**Task goal:**
In your copy of the records, include every word exactly and no pictures.

Excerpts from an interface dataset:
* * * * *

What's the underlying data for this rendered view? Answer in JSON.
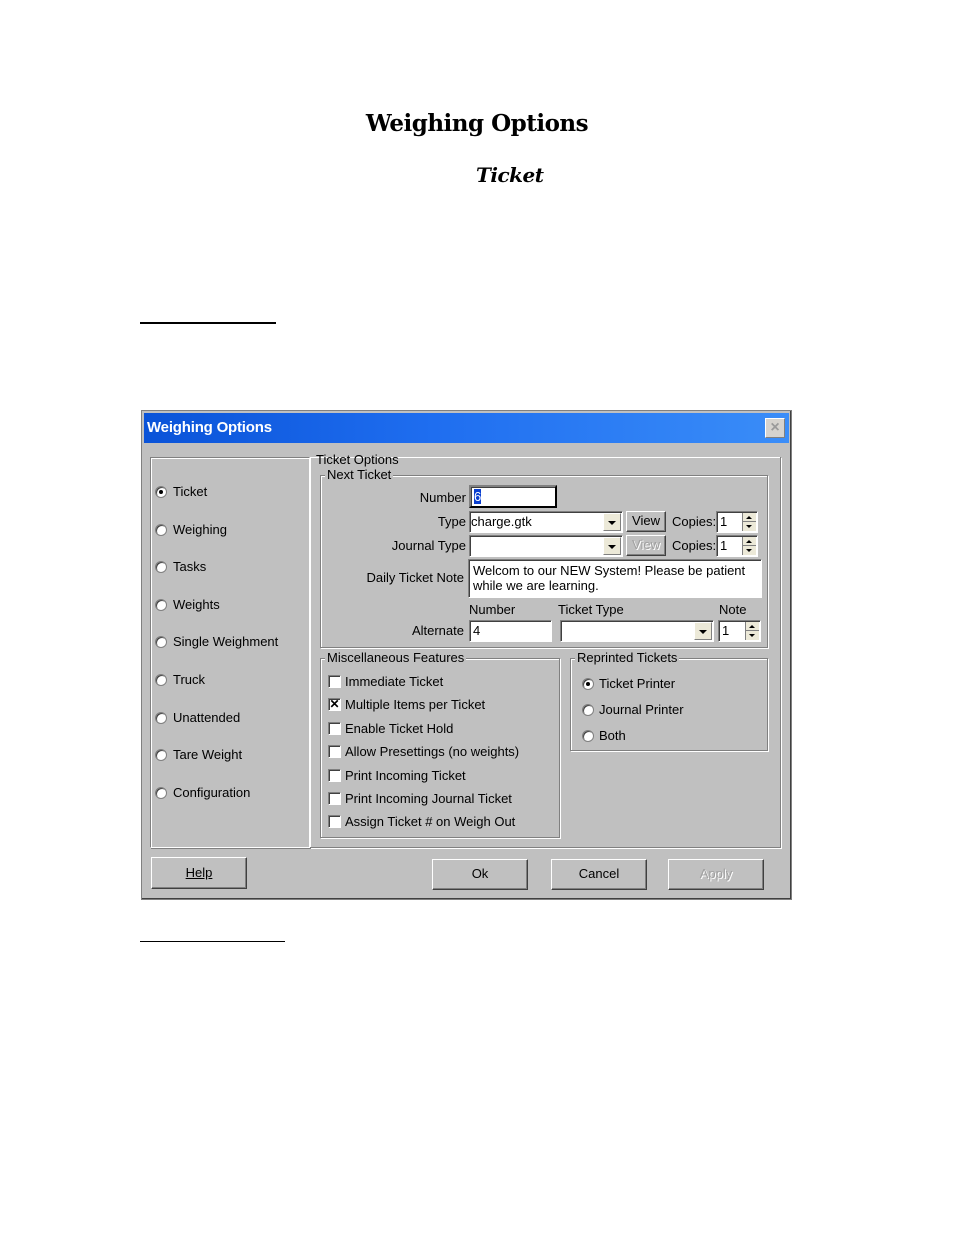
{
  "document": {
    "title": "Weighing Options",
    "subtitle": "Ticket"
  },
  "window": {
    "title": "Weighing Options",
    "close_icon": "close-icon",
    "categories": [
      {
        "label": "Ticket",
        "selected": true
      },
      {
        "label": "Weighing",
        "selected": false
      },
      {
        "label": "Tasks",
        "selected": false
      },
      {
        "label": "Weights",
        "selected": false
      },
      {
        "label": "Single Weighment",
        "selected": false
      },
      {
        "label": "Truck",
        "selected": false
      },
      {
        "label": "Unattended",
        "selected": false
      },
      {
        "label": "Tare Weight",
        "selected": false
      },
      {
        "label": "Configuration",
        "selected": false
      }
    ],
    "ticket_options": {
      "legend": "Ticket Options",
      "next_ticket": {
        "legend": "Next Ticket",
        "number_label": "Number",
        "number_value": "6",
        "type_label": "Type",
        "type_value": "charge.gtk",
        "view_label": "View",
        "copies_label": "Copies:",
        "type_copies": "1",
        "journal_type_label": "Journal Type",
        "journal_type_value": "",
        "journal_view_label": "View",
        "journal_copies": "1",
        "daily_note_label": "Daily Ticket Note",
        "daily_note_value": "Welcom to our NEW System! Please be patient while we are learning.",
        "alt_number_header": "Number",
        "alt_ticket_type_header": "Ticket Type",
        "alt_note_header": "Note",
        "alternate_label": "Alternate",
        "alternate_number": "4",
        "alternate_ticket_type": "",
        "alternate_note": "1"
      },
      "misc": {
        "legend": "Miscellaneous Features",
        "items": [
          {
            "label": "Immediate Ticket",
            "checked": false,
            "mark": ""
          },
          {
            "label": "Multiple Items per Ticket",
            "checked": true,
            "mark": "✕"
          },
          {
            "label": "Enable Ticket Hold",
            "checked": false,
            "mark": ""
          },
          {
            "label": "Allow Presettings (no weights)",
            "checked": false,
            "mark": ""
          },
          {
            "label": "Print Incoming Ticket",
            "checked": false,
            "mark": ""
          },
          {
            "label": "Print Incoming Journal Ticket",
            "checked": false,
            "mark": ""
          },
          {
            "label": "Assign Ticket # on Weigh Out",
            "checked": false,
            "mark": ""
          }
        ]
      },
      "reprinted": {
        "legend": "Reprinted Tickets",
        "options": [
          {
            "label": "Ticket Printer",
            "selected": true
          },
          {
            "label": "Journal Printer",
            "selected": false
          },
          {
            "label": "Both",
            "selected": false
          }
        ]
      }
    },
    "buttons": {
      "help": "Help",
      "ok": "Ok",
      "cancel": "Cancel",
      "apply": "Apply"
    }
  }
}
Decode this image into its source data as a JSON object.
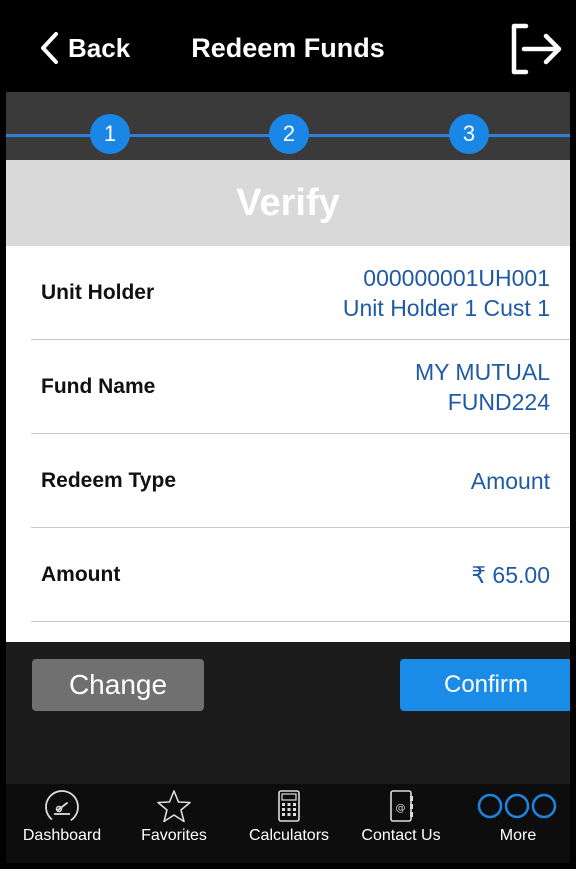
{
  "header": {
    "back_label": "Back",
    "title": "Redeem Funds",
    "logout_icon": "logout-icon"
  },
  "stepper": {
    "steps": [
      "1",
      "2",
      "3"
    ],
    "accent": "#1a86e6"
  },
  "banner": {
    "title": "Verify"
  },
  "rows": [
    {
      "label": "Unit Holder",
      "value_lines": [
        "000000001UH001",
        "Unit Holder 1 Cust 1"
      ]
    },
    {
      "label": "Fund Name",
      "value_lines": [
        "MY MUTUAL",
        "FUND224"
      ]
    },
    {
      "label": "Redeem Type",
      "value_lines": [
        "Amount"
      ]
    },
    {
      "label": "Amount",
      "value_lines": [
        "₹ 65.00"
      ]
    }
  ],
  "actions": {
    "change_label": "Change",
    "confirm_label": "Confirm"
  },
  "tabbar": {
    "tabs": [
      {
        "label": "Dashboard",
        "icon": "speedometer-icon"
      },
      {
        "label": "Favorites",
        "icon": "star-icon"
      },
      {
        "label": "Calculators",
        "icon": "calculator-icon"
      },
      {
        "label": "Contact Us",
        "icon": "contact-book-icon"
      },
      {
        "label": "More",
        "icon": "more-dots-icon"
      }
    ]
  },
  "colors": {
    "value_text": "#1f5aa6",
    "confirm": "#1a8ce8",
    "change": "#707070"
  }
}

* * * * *

**Task result:**
What's the underlying data for this rendered view? Answer in JSON.
{
  "document": {
    "title": "Weighing Options",
    "subtitle": "Ticket"
  },
  "window": {
    "title": "Weighing Options",
    "close_icon": "close-icon",
    "categories": [
      {
        "label": "Ticket",
        "selected": true
      },
      {
        "label": "Weighing",
        "selected": false
      },
      {
        "label": "Tasks",
        "selected": false
      },
      {
        "label": "Weights",
        "selected": false
      },
      {
        "label": "Single Weighment",
        "selected": false
      },
      {
        "label": "Truck",
        "selected": false
      },
      {
        "label": "Unattended",
        "selected": false
      },
      {
        "label": "Tare Weight",
        "selected": false
      },
      {
        "label": "Configuration",
        "selected": false
      }
    ],
    "ticket_options": {
      "legend": "Ticket Options",
      "next_ticket": {
        "legend": "Next Ticket",
        "number_label": "Number",
        "number_value": "6",
        "type_label": "Type",
        "type_value": "charge.gtk",
        "view_label": "View",
        "copies_label": "Copies:",
        "type_copies": "1",
        "journal_type_label": "Journal Type",
        "journal_type_value": "",
        "journal_view_label": "View",
        "journal_copies": "1",
        "daily_note_label": "Daily Ticket Note",
        "daily_note_value": "Welcom to our NEW System! Please be patient while we are learning.",
        "alt_number_header": "Number",
        "alt_ticket_type_header": "Ticket Type",
        "alt_note_header": "Note",
        "alternate_label": "Alternate",
        "alternate_number": "4",
        "alternate_ticket_type": "",
        "alternate_note": "1"
      },
      "misc": {
        "legend": "Miscellaneous Features",
        "items": [
          {
            "label": "Immediate Ticket",
            "checked": false,
            "mark": ""
          },
          {
            "label": "Multiple Items per Ticket",
            "checked": true,
            "mark": "✕"
          },
          {
            "label": "Enable Ticket Hold",
            "checked": false,
            "mark": ""
          },
          {
            "label": "Allow Presettings (no weights)",
            "checked": false,
            "mark": ""
          },
          {
            "label": "Print Incoming Ticket",
            "checked": false,
            "mark": ""
          },
          {
            "label": "Print Incoming Journal Ticket",
            "checked": false,
            "mark": ""
          },
          {
            "label": "Assign Ticket # on Weigh Out",
            "checked": false,
            "mark": ""
          }
        ]
      },
      "reprinted": {
        "legend": "Reprinted Tickets",
        "options": [
          {
            "label": "Ticket Printer",
            "selected": true
          },
          {
            "label": "Journal Printer",
            "selected": false
          },
          {
            "label": "Both",
            "selected": false
          }
        ]
      }
    },
    "buttons": {
      "help": "Help",
      "ok": "Ok",
      "cancel": "Cancel",
      "apply": "Apply"
    }
  }
}
Decode this image into its source data as a JSON object.
{
  "header": {
    "back_label": "Back",
    "title": "Redeem Funds",
    "logout_icon": "logout-icon"
  },
  "stepper": {
    "steps": [
      "1",
      "2",
      "3"
    ],
    "accent": "#1a86e6"
  },
  "banner": {
    "title": "Verify"
  },
  "rows": [
    {
      "label": "Unit Holder",
      "value_lines": [
        "000000001UH001",
        "Unit Holder 1 Cust 1"
      ]
    },
    {
      "label": "Fund Name",
      "value_lines": [
        "MY MUTUAL",
        "FUND224"
      ]
    },
    {
      "label": "Redeem Type",
      "value_lines": [
        "Amount"
      ]
    },
    {
      "label": "Amount",
      "value_lines": [
        "₹ 65.00"
      ]
    }
  ],
  "actions": {
    "change_label": "Change",
    "confirm_label": "Confirm"
  },
  "tabbar": {
    "tabs": [
      {
        "label": "Dashboard",
        "icon": "speedometer-icon"
      },
      {
        "label": "Favorites",
        "icon": "star-icon"
      },
      {
        "label": "Calculators",
        "icon": "calculator-icon"
      },
      {
        "label": "Contact Us",
        "icon": "contact-book-icon"
      },
      {
        "label": "More",
        "icon": "more-dots-icon"
      }
    ]
  },
  "colors": {
    "value_text": "#1f5aa6",
    "confirm": "#1a8ce8",
    "change": "#707070"
  }
}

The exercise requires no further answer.